During World War II Prokofiev, with his second wife, Myra Mendelson, was evacuated to a series of Eastern centers. He worked on more film scores, including Ivan the Terrible with Sergei Eisenstein, his opera War and Peace, and on the Second (Kabardinian) String Quartet. He completed the Fifth Symphony in 1945. That year he incurred the illness, hypertension, that was finally to prove fatal, and it became clear that he was beginning to draw critical fire from official and semiofficial sources. In 1948 he was a principal target in the party and government criticism and punishment of artists. He did not live to see that criticism rescinded, as Shostakovich did. Prokofiev died on March 5, 1953.

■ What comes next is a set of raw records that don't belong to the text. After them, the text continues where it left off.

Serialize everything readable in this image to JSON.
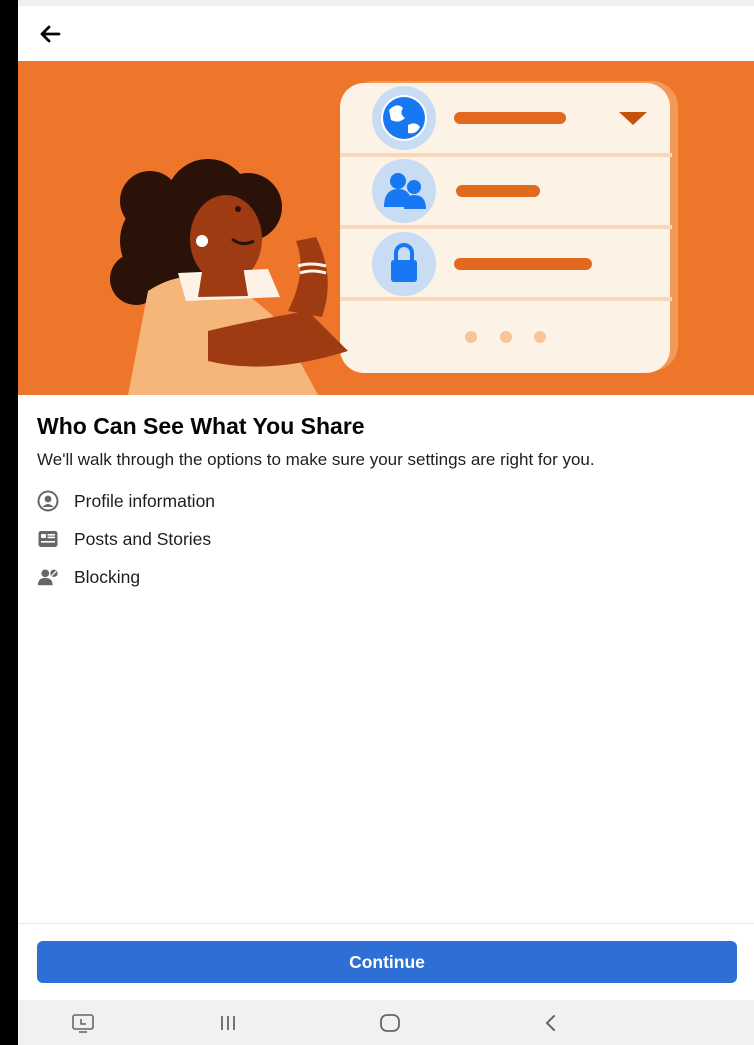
{
  "header": {
    "back_icon": "arrow-left-icon"
  },
  "hero": {
    "colors": {
      "background": "#ee762a",
      "card": "#fdf2e6",
      "accent_line": "#e16a1f",
      "icon_circle": "#c8dcf3",
      "icon_blue": "#1877f2"
    },
    "rows": [
      {
        "icon": "globe-icon"
      },
      {
        "icon": "people-icon"
      },
      {
        "icon": "lock-icon"
      }
    ],
    "pagination_dots": 3
  },
  "main": {
    "title": "Who Can See What You Share",
    "subtitle": "We'll walk through the options to make sure your settings are right for you.",
    "items": [
      {
        "icon": "profile-circle-icon",
        "label": "Profile information"
      },
      {
        "icon": "posts-card-icon",
        "label": "Posts and Stories"
      },
      {
        "icon": "blocked-user-icon",
        "label": "Blocking"
      }
    ]
  },
  "footer": {
    "continue_label": "Continue",
    "button_color": "#2d6fd4"
  },
  "system_nav": {
    "buttons": [
      "screenshot-icon",
      "recents-icon",
      "home-icon",
      "back-chevron-icon"
    ]
  }
}
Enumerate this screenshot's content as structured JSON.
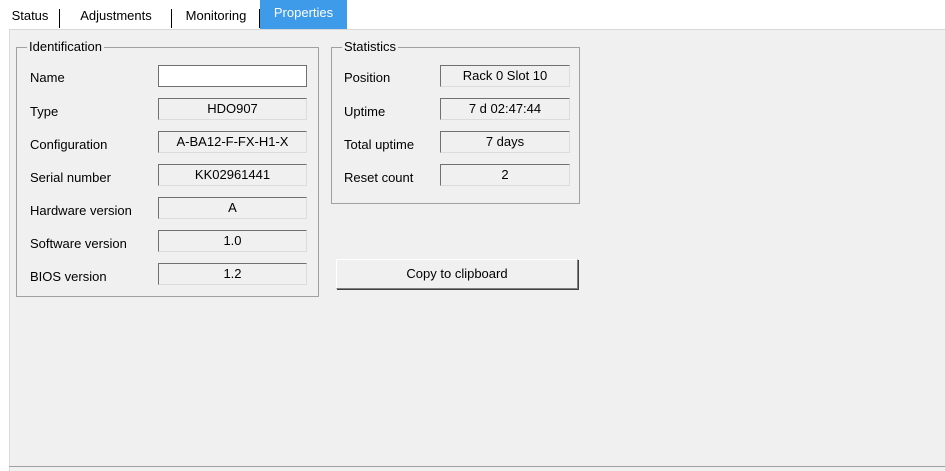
{
  "tabs": [
    {
      "label": "Status",
      "active": false
    },
    {
      "label": "Adjustments",
      "active": false
    },
    {
      "label": "Monitoring",
      "active": false
    },
    {
      "label": "Properties",
      "active": true
    }
  ],
  "identification": {
    "title": "Identification",
    "fields": [
      {
        "label": "Name",
        "value": ""
      },
      {
        "label": "Type",
        "value": "HDO907"
      },
      {
        "label": "Configuration",
        "value": "A-BA12-F-FX-H1-X"
      },
      {
        "label": "Serial number",
        "value": "KK02961441"
      },
      {
        "label": "Hardware version",
        "value": "A"
      },
      {
        "label": "Software version",
        "value": "1.0"
      },
      {
        "label": "BIOS version",
        "value": "1.2"
      }
    ]
  },
  "statistics": {
    "title": "Statistics",
    "fields": [
      {
        "label": "Position",
        "value": "Rack 0 Slot 10"
      },
      {
        "label": "Uptime",
        "value": "7 d 02:47:44"
      },
      {
        "label": "Total uptime",
        "value": "7 days"
      },
      {
        "label": "Reset count",
        "value": "2"
      }
    ]
  },
  "copy_button": {
    "label": "Copy to clipboard"
  },
  "colors": {
    "active_tab": "#3d9be9",
    "panel_bg": "#f0f0f0"
  }
}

In the works of his last 8 to 10 years Prokofiev added at least two more lines of development to those he had specified earlier. One of these was the unabashed heroic element, first used to any great extent in the Fifth Symphony. This work, with its "heroism, " indicated that he had noted the combinations so successful in Shostakovich's Seventh Symphony. The other line, perhaps involuntarily developed, was that of the ingenuous—the deliberately but sincerely naive. This involved light, vulnerable, singable tunes and harmonies and showed scant trace of the caustic, irreverent treatment he often reserved for such simplicity.
In his final years Prokofiev's performances were officially limited because of his clouded political situation and were generally confined to children's concerts and children's performing groups. His last works, including the Seventh Symphony and the ballet Stone Flower, reflected this. He even spoke of a refreshed awareness of his own childhood. Since his death his more mature works, and especially those of his foreign period, have had increasing influence on younger composers.
Further Reading on Sergei Sergeevich Prokofiev
The primary source on Prokofiev available in English is the Autobiography, Articles, and Reminiscences (trans. 1958), published by the Foreign Languages Publishing House. The autobiographical part was written in the late 1930s and early 1940s. The official biography is that of Israel Nestyev, published in English translation by Florence Jonas in 1960. This is an enlargement of an earlier book, and a comparison of the two is politically interesting. There are a number of biographies by Westerners, although the late ones in English—Lawrence and Elizabeth Hanson (1964), and Victor Seroff (1968)—are popular rather than accurate items. Malcolm Brown, Symphonies of Prokofiev (in press), should prove authoritative. No book on contemporary music is without its chapter on Prokofiev. A generous treatment is afforded in William Austin, Music in the Twentieth Century (1966); and a chapter with recent information appears in Stanley D. Krebs, Soviet Composers and the Development of Soviet Music (1970).
Additional Biography Sources
Gutman, David, Prokofiev, London; New York: Omnibus Press, 1990.
Prokofiev, Sergey, Prokofiev by Prokofiev: a composer's memoir, Garden City, N.Y.: Doubleday, 1979.
Prokofiev, Sergey, Soviet diary, 1927, and other writings, Boston: Northeastern University Press, 1992.
Robinson, Harlow, Sergei Prokofiev: a biography, New York: Paragon House, 1988, 1987.
Sergei Prokofiev: materials, articles, interviews, Moscow: Progress Publishers, 1978.
Seroff, Victor Ilyitch, Sergei Prokofiev: a Soviet tragedy: the case of Sergei Prokofiev, his life& work, his critics, and his executioners, New York: Taplinger Pub. Co., 1979, 1969.